The work of equal rights for people of color and the poor and consumers of mental health services is not a job that we will be finished with so much as it is a torch that we must hand off to the next generation. There is a universal mathematical formula that states 80 percent of the production is from 20 percent of the population and this is true for the civil rights movement. We must take every opportunity to recruit and share these tools with the next generation.
In closing I will address your last remark. I value the time I have spent in court and jail. It was not pleasant but it was a position of leverage that resulted in change. Polk county was taking money from the state via the Justice Reinvestment act but not using the dollars appropriately. They now have a real crisis response team, Counselors and Peer Support Specialists visiting the jail and have reined in their abuse of exorbitant bail amounts. The Command of the Jail and a Lieutenant were fired. In Marion county I revisited the Mental Health Court last week and observed more evidence of diversion in the form of a dismissed conviction for a successful program of recovery rather than just probation vs prison.

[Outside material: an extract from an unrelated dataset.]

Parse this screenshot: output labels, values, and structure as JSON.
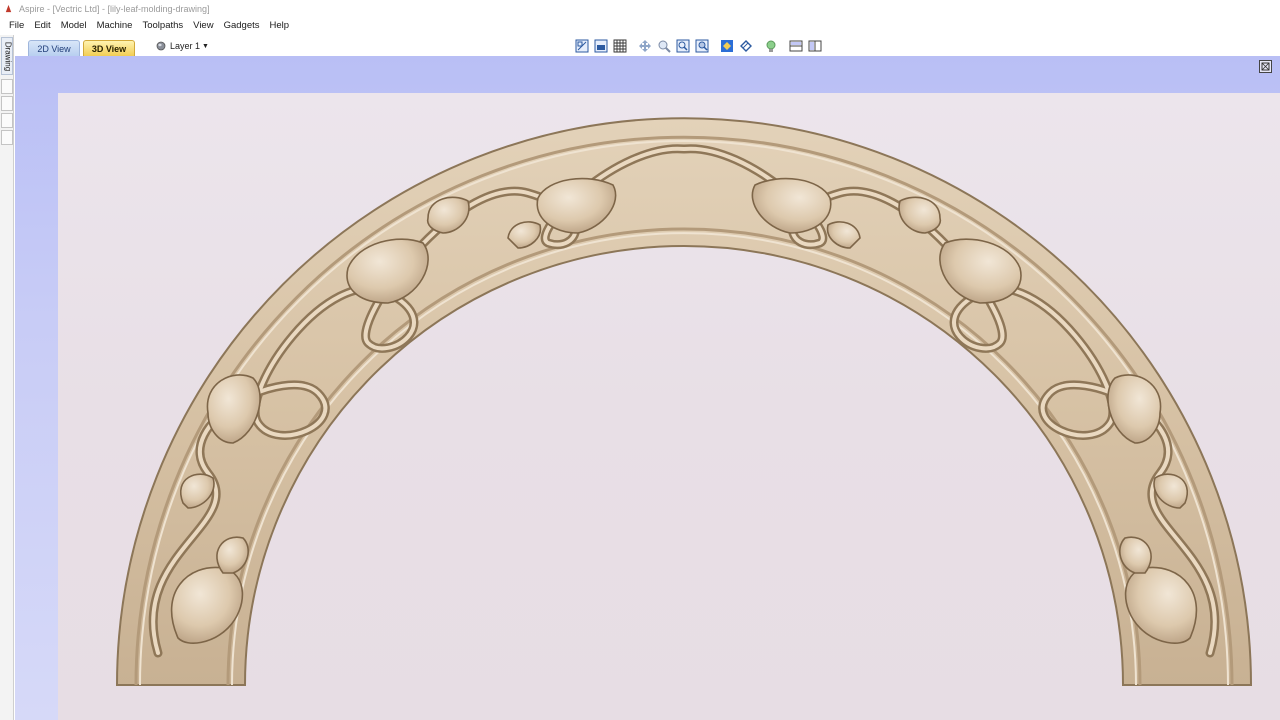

The pro-tem judges in the Justice Center on Aumsville Hwy are no longer allowed to hand out guilty verdicts for anything worse than a violation since the defendant is never given the opportunity to have a trial under a pro-tem judge. Since I just watched Darkest Hour where Gary Oldman played Winston Curchhill I currently find it appropriate to quote this ….
Then out spake brave Horatius
The Captain of the gate:
“To every man upon this earth
Death cometh soon or late.
And how can man die better
Than facing fearful odds
For the ashes of his fathers
And the temples of his gods…”
—Thomas Babington Macaulay
One of the first rules of recovery is to look for things we have in common. A key element for consensus and effective debate is to put yourself on the other side of the argument. What are the larger concerns of those that oppose this legislation? How do we meet those concerns and give these people due regard while still pursuing better regulation and increased safety that seems to be our ultimate goal? Stephen Covey would consider these partly issues of leadership vs management.
— Communication is the problem and the solution